Causes of glomerulonephritis may be:

  • Infections, such as strep throat, HIV, endocarditis
  • Immune system problems, such as lupus
  • Problems with blood vessels
  • Other kidney problems
  • Changes in genes
  • Diabetes
  • Damage due to drugs or toxins

Risk Factors

Things that may raise the risk of glomerulonephritis are:

  • A family history of kidney disease
  • Past or current kidney problems
  • Having other health problems, such as diabetes and high blood pressure
  • Taking certain medicines
  • Exposure to toxins



Some people do not have symptoms. Those who do may have:

  • Swelling from fluid buildup
  • Urine (pee) that has blood in it or looks foamy
  • Lower amounts of urine
  • Tiredness
  • Dry, itchy skin
  • Nausea or vomiting
  • Loss of hunger
  • Muscle cramps at night


The doctor will ask about symptoms and past health. A physical exam will be done. A doctor who treats kidney diseases may be needed.

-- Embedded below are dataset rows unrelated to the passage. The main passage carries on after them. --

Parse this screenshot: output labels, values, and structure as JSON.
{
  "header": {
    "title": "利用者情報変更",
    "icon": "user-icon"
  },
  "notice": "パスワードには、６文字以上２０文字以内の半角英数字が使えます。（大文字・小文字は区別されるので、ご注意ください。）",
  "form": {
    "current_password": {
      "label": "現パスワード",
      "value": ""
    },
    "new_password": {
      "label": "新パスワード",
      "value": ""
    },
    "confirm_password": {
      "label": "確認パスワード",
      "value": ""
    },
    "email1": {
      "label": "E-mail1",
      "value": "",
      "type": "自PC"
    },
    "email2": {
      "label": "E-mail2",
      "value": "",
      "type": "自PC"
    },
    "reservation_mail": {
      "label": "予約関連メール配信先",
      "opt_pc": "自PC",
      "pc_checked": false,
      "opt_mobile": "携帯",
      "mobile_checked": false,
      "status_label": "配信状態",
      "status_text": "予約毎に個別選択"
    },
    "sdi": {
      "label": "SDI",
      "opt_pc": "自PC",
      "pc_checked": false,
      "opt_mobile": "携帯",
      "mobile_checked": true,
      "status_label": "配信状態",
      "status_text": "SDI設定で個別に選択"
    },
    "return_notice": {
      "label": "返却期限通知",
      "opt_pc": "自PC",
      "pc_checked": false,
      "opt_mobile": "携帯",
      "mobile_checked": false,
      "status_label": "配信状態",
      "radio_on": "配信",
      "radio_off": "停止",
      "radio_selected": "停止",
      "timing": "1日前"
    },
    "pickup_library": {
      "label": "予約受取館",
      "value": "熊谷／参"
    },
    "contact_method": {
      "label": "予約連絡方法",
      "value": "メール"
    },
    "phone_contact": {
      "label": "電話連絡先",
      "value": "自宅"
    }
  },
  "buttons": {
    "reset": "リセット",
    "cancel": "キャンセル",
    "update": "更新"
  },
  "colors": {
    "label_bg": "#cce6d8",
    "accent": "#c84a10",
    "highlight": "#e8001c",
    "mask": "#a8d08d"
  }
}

Blood and urine tests will be done to check kidney function.

Pictures may need to be taken of the kidneys. This can be done with an ultrasound.

A small sample of the kidney may need to be removed and tested. This can be done with a kidney biopsy.



Some people may get better with time. Others may need treatment to keep the kidney working. This also lowers the risk of further injury. Treatment depends on the cause. Options may be:

  • Stopping or changing medicines that are harming the kidneys
  • Taking medicines to:
    • Control problems that hurt the kidneys, such as high blood pressure and diabetes
    • Manage problems caused by the condition, such as swelling, nausea, or feeling tired
    • Treat infections
  • Lifestyle changes, such as dietary changes, not smoking, and maintaining a healthy weight
  • Dialysis to filter blood when the kidneys cannot


The risk of glomerulonephritis may be lowered by managing health problems that can harm the kidneys.

This content is reviewed regularly and is updated when new and relevant evidence is made available. This information is neither intended nor implied to be a substitute for professional medical advice. Always seek the advice of your physician or other qualified health provider prior to starting any new treatment or with questions regarding a medical condition.

Edits to original content made by Denver Health.